“The current extinction has its own novel cause: not an asteroid or a massive volcanic eruption but “one weedy species.” A brilliant exploration of human beings’ relationship with the environment, Elizabeth Kolbert takes her readers on a journey from Panama to the Great Barrier Reef in an effort to shed light on what biologists around the world believe to be a Sixth Extinction caused by human beings.
Kolbert pieces together the knowledge of scientists, conservationists and historians in order to explain how small changes can have a detrimental impact on our ecosystems.
This Changes Everything: Capitalism vs The Climate
Released in 2014, Naomi Klein’s fourth book is just as relevant now as it was seven years ago. Klein addresses the complicated relationship between capitalism and climate change, arguing that our political and economic systems will need to undergo radical change if we are to keep global warming under 2ºC and ensure human survival.
As Klein puts it, “our economic system and our planetary system are now at war. Or, more accurately, our economy is at war with many forms of life on earth, including human life. What the climate needs to avoid collapse is a contraction in humanity’s use of resources; what our economic model demands to avoid collapse is unfettered expansion. Only one of these sets of rules can be changed, and it’s not the laws of nature.”
To Die For: Is Fashion Wearing Out the World?
Can you really be an ethical fashionista? Journalist and author Lucy Siegle presents her exposé of the apparel industry, a billion dollar business contaminated with human rights abuses and environmental disaster. To Die For explores the devastating impacts of fashion overconsumption whilst questioning the role that clothes play in propping up our economy and society. When did the world become so obsessed with fast fashion and big-name labels? And when did we lose all facets of individualism and personal style?
According to Siegle, if we want to go green, we need to start by knowing who, how, where your clothes come from.
How To Avoid a Climate Disaster
Bill Gates gets down to business in his new book published earlier this year.
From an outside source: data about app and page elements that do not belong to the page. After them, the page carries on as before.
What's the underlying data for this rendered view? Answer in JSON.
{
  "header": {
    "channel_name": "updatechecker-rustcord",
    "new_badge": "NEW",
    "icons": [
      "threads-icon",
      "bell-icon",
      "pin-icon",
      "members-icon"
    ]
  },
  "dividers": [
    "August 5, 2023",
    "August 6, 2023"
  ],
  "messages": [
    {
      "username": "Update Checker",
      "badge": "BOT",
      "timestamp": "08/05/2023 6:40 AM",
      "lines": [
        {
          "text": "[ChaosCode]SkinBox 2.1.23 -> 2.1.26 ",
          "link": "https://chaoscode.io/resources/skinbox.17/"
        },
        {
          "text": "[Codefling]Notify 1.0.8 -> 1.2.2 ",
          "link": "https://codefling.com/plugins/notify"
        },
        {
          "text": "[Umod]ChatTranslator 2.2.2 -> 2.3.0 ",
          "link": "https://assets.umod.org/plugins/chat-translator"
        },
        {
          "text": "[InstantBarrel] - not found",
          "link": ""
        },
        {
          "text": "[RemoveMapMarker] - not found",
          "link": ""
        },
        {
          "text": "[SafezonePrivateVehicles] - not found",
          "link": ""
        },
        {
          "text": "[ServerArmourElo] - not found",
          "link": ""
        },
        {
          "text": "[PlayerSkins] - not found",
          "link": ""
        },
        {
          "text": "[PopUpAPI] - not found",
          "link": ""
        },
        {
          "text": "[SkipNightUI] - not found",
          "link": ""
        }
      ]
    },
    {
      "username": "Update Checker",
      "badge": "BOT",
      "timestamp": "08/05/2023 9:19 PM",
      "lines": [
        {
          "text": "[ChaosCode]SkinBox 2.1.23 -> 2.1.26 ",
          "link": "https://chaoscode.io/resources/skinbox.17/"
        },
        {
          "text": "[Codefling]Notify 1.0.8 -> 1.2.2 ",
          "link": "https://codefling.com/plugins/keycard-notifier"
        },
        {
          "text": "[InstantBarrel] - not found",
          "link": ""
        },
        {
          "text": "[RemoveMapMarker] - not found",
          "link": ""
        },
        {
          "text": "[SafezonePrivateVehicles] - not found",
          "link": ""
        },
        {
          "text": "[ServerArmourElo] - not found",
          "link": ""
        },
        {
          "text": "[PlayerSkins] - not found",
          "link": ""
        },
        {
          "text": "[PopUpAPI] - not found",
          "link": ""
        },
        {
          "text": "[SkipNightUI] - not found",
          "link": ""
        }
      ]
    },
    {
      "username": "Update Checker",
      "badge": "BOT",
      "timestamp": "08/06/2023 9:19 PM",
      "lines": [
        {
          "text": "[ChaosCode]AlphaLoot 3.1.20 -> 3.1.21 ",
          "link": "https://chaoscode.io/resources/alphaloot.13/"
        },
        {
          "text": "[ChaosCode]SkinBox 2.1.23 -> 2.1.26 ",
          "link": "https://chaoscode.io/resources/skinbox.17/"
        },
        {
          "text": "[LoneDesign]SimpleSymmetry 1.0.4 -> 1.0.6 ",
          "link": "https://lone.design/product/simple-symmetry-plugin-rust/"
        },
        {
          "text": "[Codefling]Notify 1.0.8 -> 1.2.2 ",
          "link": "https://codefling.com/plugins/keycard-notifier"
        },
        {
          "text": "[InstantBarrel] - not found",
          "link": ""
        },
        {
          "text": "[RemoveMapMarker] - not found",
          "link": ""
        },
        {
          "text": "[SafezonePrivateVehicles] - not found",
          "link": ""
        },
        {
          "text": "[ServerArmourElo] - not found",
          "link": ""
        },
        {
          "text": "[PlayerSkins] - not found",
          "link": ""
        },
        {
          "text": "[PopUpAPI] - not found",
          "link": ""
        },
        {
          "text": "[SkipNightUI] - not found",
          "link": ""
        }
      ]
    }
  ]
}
How To Avoid a Climate Disaster explores topics that go beyond electric cars and solar panels, instead laying out a plan for the future and the steps which must be followed in order to avoid a global crisis.
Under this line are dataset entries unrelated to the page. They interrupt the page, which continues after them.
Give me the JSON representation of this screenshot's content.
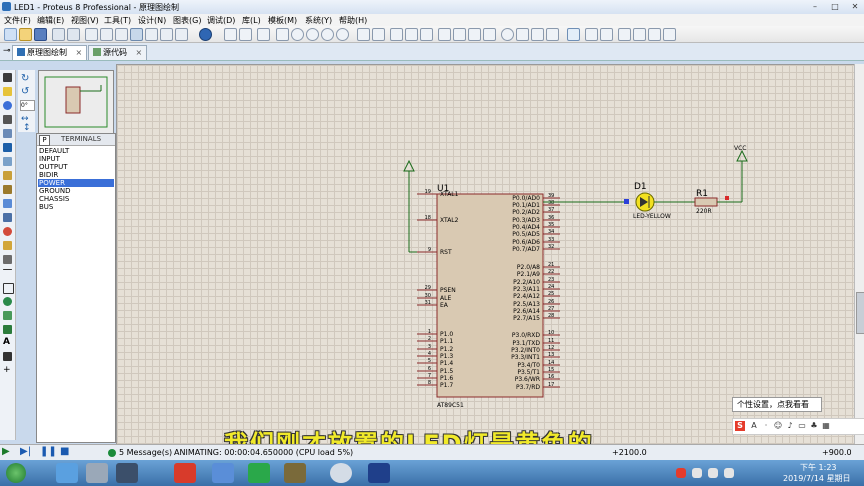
{
  "window": {
    "title": "LED1 - Proteus 8 Professional - 原理图绘制"
  },
  "menu": [
    "文件(F)",
    "编辑(E)",
    "视图(V)",
    "工具(T)",
    "设计(N)",
    "图表(G)",
    "调试(D)",
    "库(L)",
    "模板(M)",
    "系统(Y)",
    "帮助(H)"
  ],
  "tabs": [
    {
      "label": "原理图绘制",
      "close": "×"
    },
    {
      "label": "源代码",
      "close": "×"
    }
  ],
  "rotation": "0°",
  "terminals": {
    "mode": "P",
    "header": "TERMINALS",
    "items": [
      "DEFAULT",
      "INPUT",
      "OUTPUT",
      "BIDIR",
      "POWER",
      "GROUND",
      "CHASSIS",
      "BUS"
    ],
    "selected": "POWER"
  },
  "schematic": {
    "u1": {
      "ref": "U1",
      "part": "AT89C51",
      "left_pins": [
        {
          "num": "19",
          "name": "XTAL1"
        },
        {
          "num": "18",
          "name": "XTAL2"
        },
        {
          "num": "9",
          "name": "RST"
        },
        {
          "num": "29",
          "name": "PSEN"
        },
        {
          "num": "30",
          "name": "ALE"
        },
        {
          "num": "31",
          "name": "EA"
        },
        {
          "num": "1",
          "name": "P1.0"
        },
        {
          "num": "2",
          "name": "P1.1"
        },
        {
          "num": "3",
          "name": "P1.2"
        },
        {
          "num": "4",
          "name": "P1.3"
        },
        {
          "num": "5",
          "name": "P1.4"
        },
        {
          "num": "6",
          "name": "P1.5"
        },
        {
          "num": "7",
          "name": "P1.6"
        },
        {
          "num": "8",
          "name": "P1.7"
        }
      ],
      "right_pins": [
        {
          "num": "39",
          "name": "P0.0/AD0"
        },
        {
          "num": "38",
          "name": "P0.1/AD1"
        },
        {
          "num": "37",
          "name": "P0.2/AD2"
        },
        {
          "num": "36",
          "name": "P0.3/AD3"
        },
        {
          "num": "35",
          "name": "P0.4/AD4"
        },
        {
          "num": "34",
          "name": "P0.5/AD5"
        },
        {
          "num": "33",
          "name": "P0.6/AD6"
        },
        {
          "num": "32",
          "name": "P0.7/AD7"
        },
        {
          "num": "21",
          "name": "P2.0/A8"
        },
        {
          "num": "22",
          "name": "P2.1/A9"
        },
        {
          "num": "23",
          "name": "P2.2/A10"
        },
        {
          "num": "24",
          "name": "P2.3/A11"
        },
        {
          "num": "25",
          "name": "P2.4/A12"
        },
        {
          "num": "26",
          "name": "P2.5/A13"
        },
        {
          "num": "27",
          "name": "P2.6/A14"
        },
        {
          "num": "28",
          "name": "P2.7/A15"
        },
        {
          "num": "10",
          "name": "P3.0/RXD"
        },
        {
          "num": "11",
          "name": "P3.1/TXD"
        },
        {
          "num": "12",
          "name": "P3.2/INT0"
        },
        {
          "num": "13",
          "name": "P3.3/INT1"
        },
        {
          "num": "14",
          "name": "P3.4/T0"
        },
        {
          "num": "15",
          "name": "P3.5/T1"
        },
        {
          "num": "16",
          "name": "P3.6/WR"
        },
        {
          "num": "17",
          "name": "P3.7/RD"
        }
      ]
    },
    "d1": {
      "ref": "D1",
      "value": "LED-YELLOW"
    },
    "r1": {
      "ref": "R1",
      "value": "220R"
    },
    "vcc": "VCC"
  },
  "status": {
    "messages": "5 Message(s)",
    "animating": "ANIMATING: 00:00:04.650000 (CPU load 5%)",
    "coords": "+900.0",
    "coords2": "+2100.0"
  },
  "subtitle": "我们刚才放置的LED灯是黄色的",
  "tooltip": "个性设置，点我看看",
  "ime_label": "S",
  "clock": {
    "time": "下午 1:23",
    "date": "2019/7/14 星期日"
  },
  "colors": {
    "selection": "#3a6fd8",
    "canvas": "#e6e0d6",
    "ic_body": "#d9c9b2",
    "wire": "#1a6b1a",
    "led": "#f2e020"
  }
}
Gates provides a concise explanation of the energy sector and the need for electrification, the role of renewables and the issues of intermittency. The book is peppered with facts, evidence, graphs yet it is successful in unwrapping complex issues in a straight-forward, Gates-style way.
Overdressed: The Shockingly High Cost of Cheap Fashion
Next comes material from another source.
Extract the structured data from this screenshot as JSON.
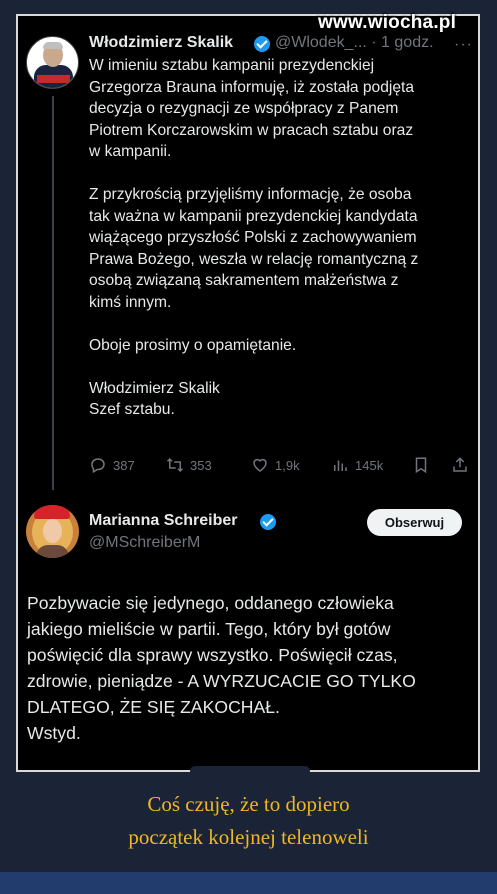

In 2020, UK-based fashion retailer Pretty Little Thing was seen to be selling dresses for 8p (approximately 10 cents). Only a handful of big brands actually disclose how much their workers are paid, the conditions in which they work and the impact that their suppliers and producers have on the environment.
In 2012, Elizabeth Cline, consumer culture and fast-fashion expert set out to uncover the true nature of the industry. Cheap clothes have changed the way we live and dress but do we really know what impact they have on our society, our environment, and even our economy?
There’s Something In The Water: Environmental Racism in Indigenous & Black Communities
Written by Canadian social scientist Ingrid Waldron, ‘There’s Something in the Water’ explores settler colonialism and environmental racism in Canada and Nova Scotia. Why are landfills placed next to poorer communities? Who has the power to give out permits for hazardous treatment plants? Whose lives are these decisions affecting?
Indigenous and Black communities have repeatedly fallen victim to environmental hazards and lack of access to legal protection when it comes to fighting for their land, homes and health. This book allows readers to reflect on important issues which remain to be addressed.
Rosanna Campbell-Gray is a sustainability consultant for Talia Collective. She is currently completing a Masters in Sustainability & Energy Management at Bocconi University in Milan.